Mildred, a supervisor at Eswatini Kitchen in Swaziland, stands by a cupboard full of the company’s trademark jams, sauces, chutneys, and honey.
A quiet woman, Mildred is supporting not only herself and her mother, but also her late brother’s children as they go through school. She explains how Eswatini offered opportunities to an older worker – something she implies is not commonly the case – and how her career has grown over the six years she’s worked there. “They accepted me when I came here,” she says, relating how she started in the kitchen, but moved to the honey department and about a year later progressed to being its supervisor.
Eswatini Kitchen is one of the oldest and best established Fair Trade enterprises in Swaziland. Founded in 1991 by Manzini Youth Care, it was designed “to create employment for disadvantaged women and to provide a market for small local farmers and rural families who harvested wild fruit.”
From a small kitchen with a few employees, it’s grown through its association with Fair Trade into a business that even without operating at full capacity, employed (as of summer 2017) 23 staff year round. It creates a wide range of gourmet natural foods, some of which it sells locally, and some of which it exports – including to companies like Oxfam and Traidcraft in the UK, hoping to grow sales and expand further.

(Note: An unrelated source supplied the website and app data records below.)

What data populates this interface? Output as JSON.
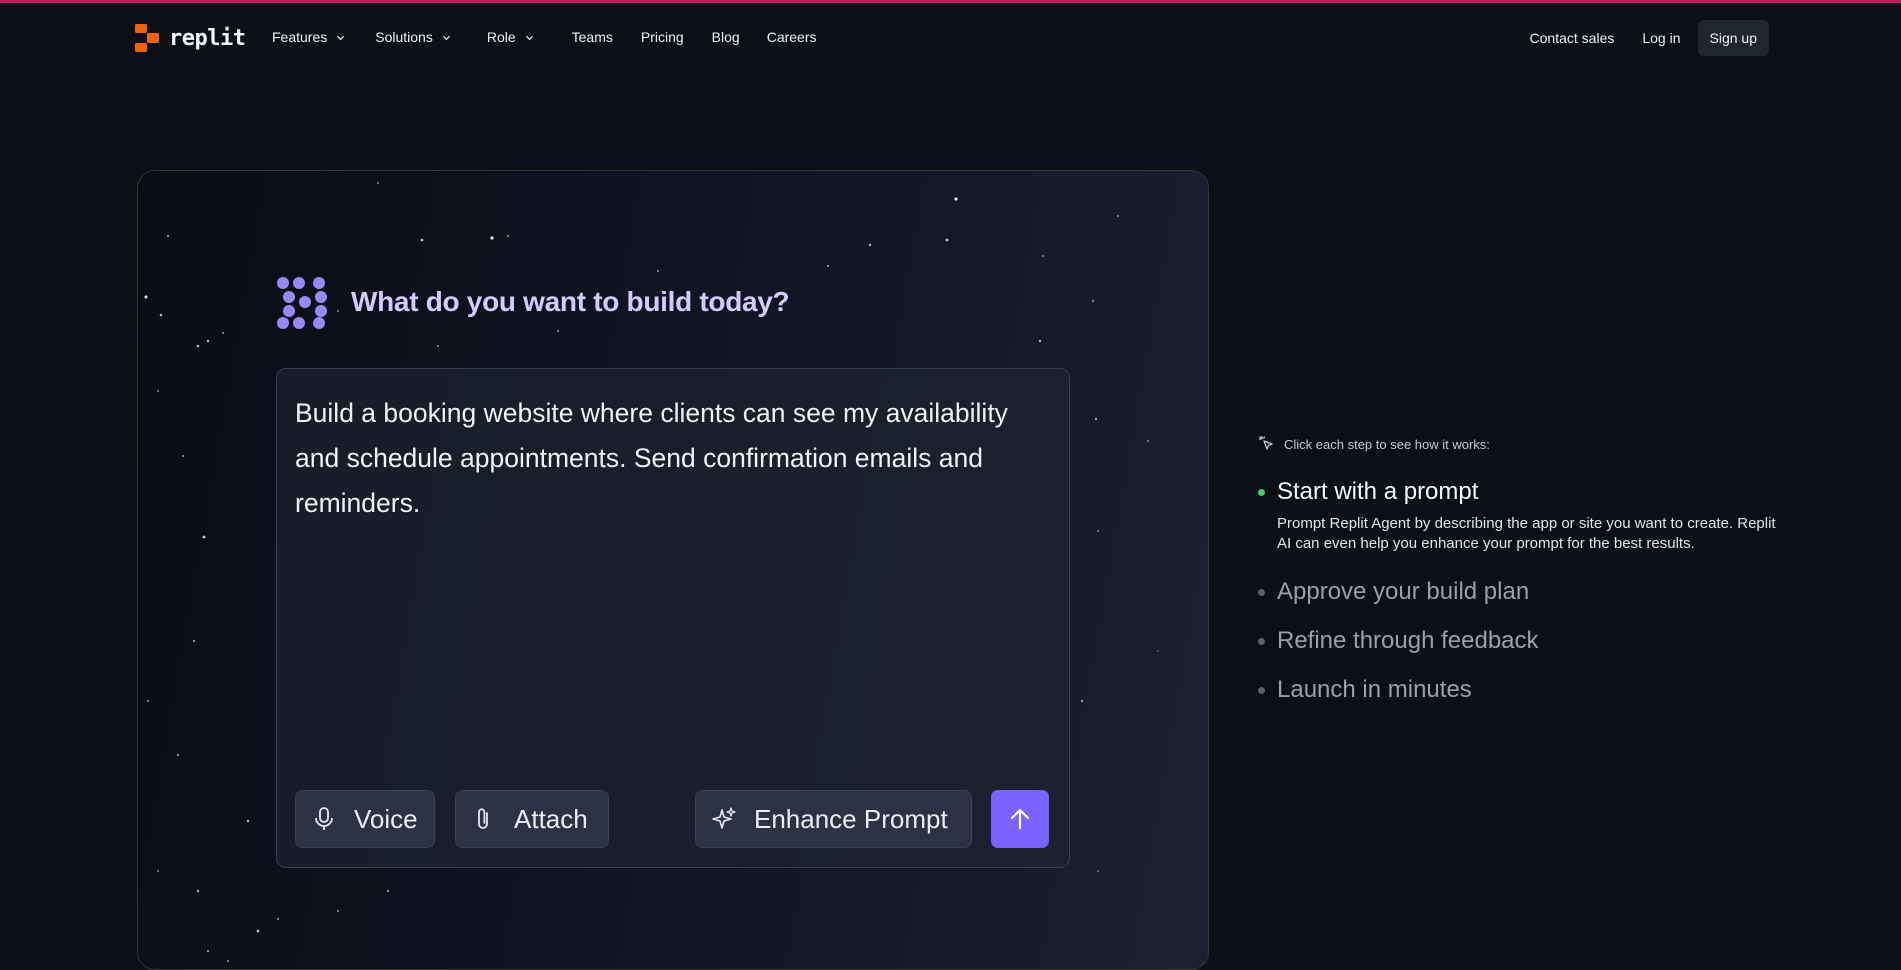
{
  "nav": {
    "logo_text": "replit",
    "links": [
      {
        "label": "Features",
        "dropdown": true
      },
      {
        "label": "Solutions",
        "dropdown": true
      },
      {
        "label": "Role",
        "dropdown": true
      },
      {
        "label": "Teams",
        "dropdown": false
      },
      {
        "label": "Pricing",
        "dropdown": false
      },
      {
        "label": "Blog",
        "dropdown": false
      },
      {
        "label": "Careers",
        "dropdown": false
      }
    ],
    "contact_sales": "Contact sales",
    "login": "Log in",
    "signup": "Sign up"
  },
  "demo": {
    "title": "What do you want to build today?",
    "prompt_text": "Build a booking website where clients can see my availability and schedule appointments. Send confirmation emails and reminders.",
    "voice_label": "Voice",
    "attach_label": "Attach",
    "enhance_label": "Enhance Prompt"
  },
  "steps": {
    "hint": "Click each step to see how it works:",
    "items": [
      {
        "title": "Start with a prompt",
        "description": "Prompt Replit Agent by describing the app or site you want to create. Replit AI can even help you enhance your prompt for the best results.",
        "active": true
      },
      {
        "title": "Approve your build plan",
        "active": false
      },
      {
        "title": "Refine through feedback",
        "active": false
      },
      {
        "title": "Launch in minutes",
        "active": false
      }
    ]
  },
  "colors": {
    "background": "#0b0f16",
    "brand_orange": "#f26207",
    "accent_purple": "#7b61ff",
    "active_dot": "#3ecf5c",
    "top_border": "#c2185b"
  },
  "icons": [
    "replit-logo-icon",
    "chevron-down-icon",
    "agent-icon",
    "microphone-icon",
    "paperclip-icon",
    "sparkles-icon",
    "arrow-up-icon",
    "cursor-click-icon"
  ]
}
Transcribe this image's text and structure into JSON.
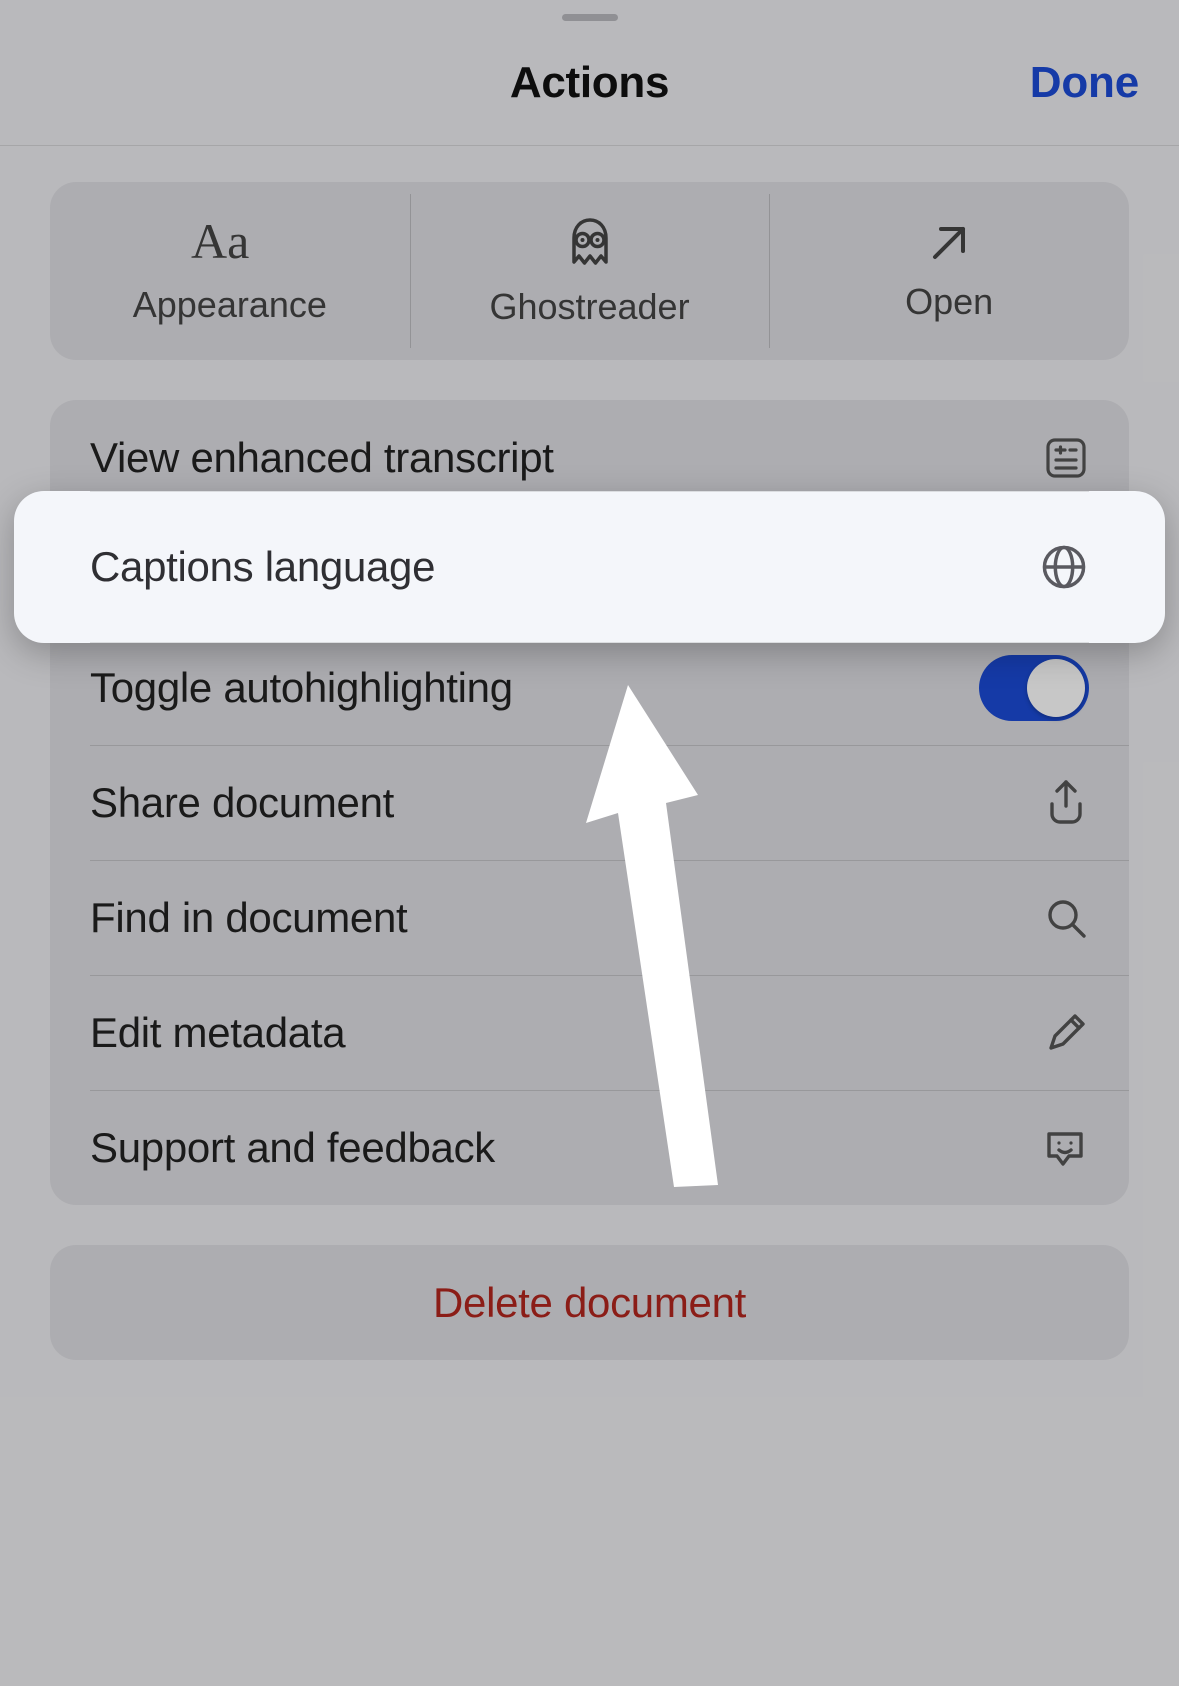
{
  "header": {
    "title": "Actions",
    "done_label": "Done"
  },
  "top_actions": [
    {
      "label": "Appearance",
      "icon": "appearance-icon"
    },
    {
      "label": "Ghostreader",
      "icon": "ghostreader-icon"
    },
    {
      "label": "Open",
      "icon": "open-icon"
    }
  ],
  "highlighted": {
    "label": "Captions language",
    "icon": "globe-icon"
  },
  "rows": [
    {
      "label": "View enhanced transcript",
      "icon": "transcript-icon",
      "type": "nav"
    },
    {
      "label": "Captions language",
      "icon": "globe-icon",
      "type": "nav",
      "highlighted": true
    },
    {
      "label": "Toggle autohighlighting",
      "icon": "switch",
      "type": "toggle",
      "on": true
    },
    {
      "label": "Share document",
      "icon": "share-icon",
      "type": "nav"
    },
    {
      "label": "Find in document",
      "icon": "search-icon",
      "type": "nav"
    },
    {
      "label": "Edit metadata",
      "icon": "pencil-icon",
      "type": "nav"
    },
    {
      "label": "Support and feedback",
      "icon": "feedback-icon",
      "type": "nav"
    }
  ],
  "destructive": {
    "delete_label": "Delete document"
  },
  "colors": {
    "accent": "#1b4bd6",
    "destructive": "#b3261e"
  }
}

Eswatini’s growth has enabled it to provide its employees not only with wages but also a range of benefits, from help with transport (they run a bus to bring workers to the factory) to health education. The company also continues its mission to generate additional income for local communities in as many ways as it can. It now grows some of its own fruit – there’s a large mango orchard surrounding the factory – but it still buys in fruit and honey from local farmers and families. The wooden spoons, too, that go in the company’s gift packs are carved by people with disabilities in isolated mountain areas: Eswatini brings them wood and collects the carvings.
In a country like Swaziland, what Eswatini is doing matters. The tiny kingdom, surrounded by South Africa and Mozambique, has an unemployment rate estimated at over 25 per cent and an estimated 63 per cent of the population living below the national poverty line. Poverty in rural areas is a major issue – and businesses that can provide employment and income generation are limited.
Eswatini is part of a wider Swazi Fair Trade movement that is working to tackle these issues. The Swaziland Fair Trade organization (SWIFT) brings together 77 members who employ over 2,975 producers across Swaziland. Founded by five of Swaziland’s largest fair trade employers, SWIFT works on the World Fair Trade Organization’s ‘Ten Fair Trade Principles’ – which cover everything from transparency and accountability to providing a fair price, fair trading conditions, and good working conditions for all involved.
SWIFT emphasises that finding markets remains Swazi businesses’ biggest challenge – but states that buyers should look at Swaziland because they are producing high-quality goods that are genuinely competitive in the world market: “We are up to international standards” SWIFT’s Business Development Manager, Ayanda Sigudla, says.
The story of Fair Trade for her is that “the quality is never compromised” and that every person involved “from the person who goes to pick up the grass (for a basket) … to the person who starts painting it” benefits from the process and understands how their work fits into the whole. Like everyone involved with Fair Trade in Swaziland, she emphasises the skill and love put into products: “there’s love from the people of Swaziland from start to finish.”
When we visit the Eswatini Factory, I don’t need to be told about the quality of their goods – I’ve been eating them for years. (I’m a special fan of the lime pickle.) But talking to the Eswatini staff emphasises how each spoonful of an Eswatini product is making a far greater difference to people’s lives than one might imagine. It’s an inspiring thought … a reminder of how powerful the everyday decisions we make on purchases can be .. and yet another example of why Fair Trade matters.
This article, written by Maranda St John Nicolle, originally appeared in ‘The Door’